* **WHAT IS REQUIRED**
Across all the entries, how many lines hold "JSON"? Answer with that number and nothing else.
--------------------------------------------------
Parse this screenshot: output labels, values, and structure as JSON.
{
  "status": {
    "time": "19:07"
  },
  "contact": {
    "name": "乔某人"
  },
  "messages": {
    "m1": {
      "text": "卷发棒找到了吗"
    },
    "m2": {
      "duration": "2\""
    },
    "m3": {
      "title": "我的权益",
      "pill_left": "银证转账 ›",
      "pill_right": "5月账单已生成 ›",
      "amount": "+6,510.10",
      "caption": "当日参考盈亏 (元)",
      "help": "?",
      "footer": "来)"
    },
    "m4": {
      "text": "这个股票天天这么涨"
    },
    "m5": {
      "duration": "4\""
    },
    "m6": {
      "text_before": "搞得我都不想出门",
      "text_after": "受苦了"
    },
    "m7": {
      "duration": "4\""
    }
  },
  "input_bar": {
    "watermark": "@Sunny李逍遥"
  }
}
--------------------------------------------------
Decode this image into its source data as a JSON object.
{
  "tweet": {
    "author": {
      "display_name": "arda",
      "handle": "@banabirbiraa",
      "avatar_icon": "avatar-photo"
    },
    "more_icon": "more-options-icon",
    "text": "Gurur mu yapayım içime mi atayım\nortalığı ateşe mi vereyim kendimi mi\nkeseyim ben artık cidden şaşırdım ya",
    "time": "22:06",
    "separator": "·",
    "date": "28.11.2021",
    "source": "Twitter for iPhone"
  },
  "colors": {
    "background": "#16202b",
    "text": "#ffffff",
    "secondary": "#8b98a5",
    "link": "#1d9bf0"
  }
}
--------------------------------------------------
* **YOUR SOLUTION**
2